▶ **Data records**:
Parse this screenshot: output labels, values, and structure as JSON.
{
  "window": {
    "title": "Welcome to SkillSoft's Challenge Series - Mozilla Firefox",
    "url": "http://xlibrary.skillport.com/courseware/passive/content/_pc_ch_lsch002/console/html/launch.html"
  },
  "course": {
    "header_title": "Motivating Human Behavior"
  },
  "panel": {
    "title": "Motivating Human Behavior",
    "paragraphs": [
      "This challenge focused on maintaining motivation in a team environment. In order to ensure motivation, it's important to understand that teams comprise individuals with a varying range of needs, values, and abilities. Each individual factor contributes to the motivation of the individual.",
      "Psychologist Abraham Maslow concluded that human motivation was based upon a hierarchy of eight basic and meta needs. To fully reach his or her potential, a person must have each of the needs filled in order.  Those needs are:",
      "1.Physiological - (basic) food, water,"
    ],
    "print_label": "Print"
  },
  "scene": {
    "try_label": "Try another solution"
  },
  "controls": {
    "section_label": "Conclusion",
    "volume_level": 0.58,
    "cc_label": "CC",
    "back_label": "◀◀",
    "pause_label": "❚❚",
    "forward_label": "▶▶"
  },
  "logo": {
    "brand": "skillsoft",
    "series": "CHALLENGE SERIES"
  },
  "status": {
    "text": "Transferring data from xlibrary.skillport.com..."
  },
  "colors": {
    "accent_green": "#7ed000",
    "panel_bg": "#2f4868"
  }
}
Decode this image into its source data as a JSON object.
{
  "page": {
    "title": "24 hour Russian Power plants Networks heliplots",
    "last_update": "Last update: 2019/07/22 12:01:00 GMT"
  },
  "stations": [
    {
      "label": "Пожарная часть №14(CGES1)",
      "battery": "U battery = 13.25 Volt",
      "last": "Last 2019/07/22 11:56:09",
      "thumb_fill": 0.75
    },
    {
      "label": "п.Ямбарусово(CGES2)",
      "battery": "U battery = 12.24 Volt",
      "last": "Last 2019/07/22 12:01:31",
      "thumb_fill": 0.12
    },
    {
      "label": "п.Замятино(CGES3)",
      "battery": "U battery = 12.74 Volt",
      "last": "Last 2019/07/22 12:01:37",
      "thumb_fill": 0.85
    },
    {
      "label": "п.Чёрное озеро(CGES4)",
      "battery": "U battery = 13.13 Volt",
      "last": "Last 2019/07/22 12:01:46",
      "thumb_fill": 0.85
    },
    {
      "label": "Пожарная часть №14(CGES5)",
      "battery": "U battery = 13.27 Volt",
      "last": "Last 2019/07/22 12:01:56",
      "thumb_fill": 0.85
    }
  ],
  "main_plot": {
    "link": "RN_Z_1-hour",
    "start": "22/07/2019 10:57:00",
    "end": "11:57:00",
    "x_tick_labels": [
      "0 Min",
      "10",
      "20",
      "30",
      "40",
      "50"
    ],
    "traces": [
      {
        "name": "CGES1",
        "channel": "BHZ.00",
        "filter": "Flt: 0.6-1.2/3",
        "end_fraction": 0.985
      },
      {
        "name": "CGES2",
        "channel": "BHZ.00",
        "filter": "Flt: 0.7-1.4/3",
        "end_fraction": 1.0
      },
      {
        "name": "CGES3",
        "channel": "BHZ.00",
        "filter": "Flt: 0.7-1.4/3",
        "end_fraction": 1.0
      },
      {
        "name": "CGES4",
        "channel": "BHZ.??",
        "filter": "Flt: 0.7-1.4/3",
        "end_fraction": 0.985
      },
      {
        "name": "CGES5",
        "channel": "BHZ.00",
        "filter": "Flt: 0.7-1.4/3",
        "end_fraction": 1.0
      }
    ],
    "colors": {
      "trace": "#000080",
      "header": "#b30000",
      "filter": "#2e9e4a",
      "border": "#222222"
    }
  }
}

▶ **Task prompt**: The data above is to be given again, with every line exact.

▶ **Reply to the exercise**:
Parse this screenshot: output labels, values, and structure as JSON.
{
  "window": {
    "title": "Welcome to SkillSoft's Challenge Series - Mozilla Firefox",
    "url": "http://xlibrary.skillport.com/courseware/passive/content/_pc_ch_lsch002/console/html/launch.html"
  },
  "course": {
    "header_title": "Motivating Human Behavior"
  },
  "panel": {
    "title": "Motivating Human Behavior",
    "paragraphs": [
      "This challenge focused on maintaining motivation in a team environment. In order to ensure motivation, it's important to understand that teams comprise individuals with a varying range of needs, values, and abilities. Each individual factor contributes to the motivation of the individual.",
      "Psychologist Abraham Maslow concluded that human motivation was based upon a hierarchy of eight basic and meta needs. To fully reach his or her potential, a person must have each of the needs filled in order.  Those needs are:",
      "1.Physiological - (basic) food, water,"
    ],
    "print_label": "Print"
  },
  "scene": {
    "try_label": "Try another solution"
  },
  "controls": {
    "section_label": "Conclusion",
    "volume_level": 0.58,
    "cc_label": "CC",
    "back_label": "◀◀",
    "pause_label": "❚❚",
    "forward_label": "▶▶"
  },
  "logo": {
    "brand": "skillsoft",
    "series": "CHALLENGE SERIES"
  },
  "status": {
    "text": "Transferring data from xlibrary.skillport.com..."
  },
  "colors": {
    "accent_green": "#7ed000",
    "panel_bg": "#2f4868"
  }
}
Decode this image into its source data as a JSON object.
{
  "page": {
    "title": "24 hour Russian Power plants Networks heliplots",
    "last_update": "Last update: 2019/07/22 12:01:00 GMT"
  },
  "stations": [
    {
      "label": "Пожарная часть №14(CGES1)",
      "battery": "U battery = 13.25 Volt",
      "last": "Last 2019/07/22 11:56:09",
      "thumb_fill": 0.75
    },
    {
      "label": "п.Ямбарусово(CGES2)",
      "battery": "U battery = 12.24 Volt",
      "last": "Last 2019/07/22 12:01:31",
      "thumb_fill": 0.12
    },
    {
      "label": "п.Замятино(CGES3)",
      "battery": "U battery = 12.74 Volt",
      "last": "Last 2019/07/22 12:01:37",
      "thumb_fill": 0.85
    },
    {
      "label": "п.Чёрное озеро(CGES4)",
      "battery": "U battery = 13.13 Volt",
      "last": "Last 2019/07/22 12:01:46",
      "thumb_fill": 0.85
    },
    {
      "label": "Пожарная часть №14(CGES5)",
      "battery": "U battery = 13.27 Volt",
      "last": "Last 2019/07/22 12:01:56",
      "thumb_fill": 0.85
    }
  ],
  "main_plot": {
    "link": "RN_Z_1-hour",
    "start": "22/07/2019 10:57:00",
    "end": "11:57:00",
    "x_tick_labels": [
      "0 Min",
      "10",
      "20",
      "30",
      "40",
      "50"
    ],
    "traces": [
      {
        "name": "CGES1",
        "channel": "BHZ.00",
        "filter": "Flt: 0.6-1.2/3",
        "end_fraction": 0.985
      },
      {
        "name": "CGES2",
        "channel": "BHZ.00",
        "filter": "Flt: 0.7-1.4/3",
        "end_fraction": 1.0
      },
      {
        "name": "CGES3",
        "channel": "BHZ.00",
        "filter": "Flt: 0.7-1.4/3",
        "end_fraction": 1.0
      },
      {
        "name": "CGES4",
        "channel": "BHZ.??",
        "filter": "Flt: 0.7-1.4/3",
        "end_fraction": 0.985
      },
      {
        "name": "CGES5",
        "channel": "BHZ.00",
        "filter": "Flt: 0.7-1.4/3",
        "end_fraction": 1.0
      }
    ],
    "colors": {
      "trace": "#000080",
      "header": "#b30000",
      "filter": "#2e9e4a",
      "border": "#222222"
    }
  }
}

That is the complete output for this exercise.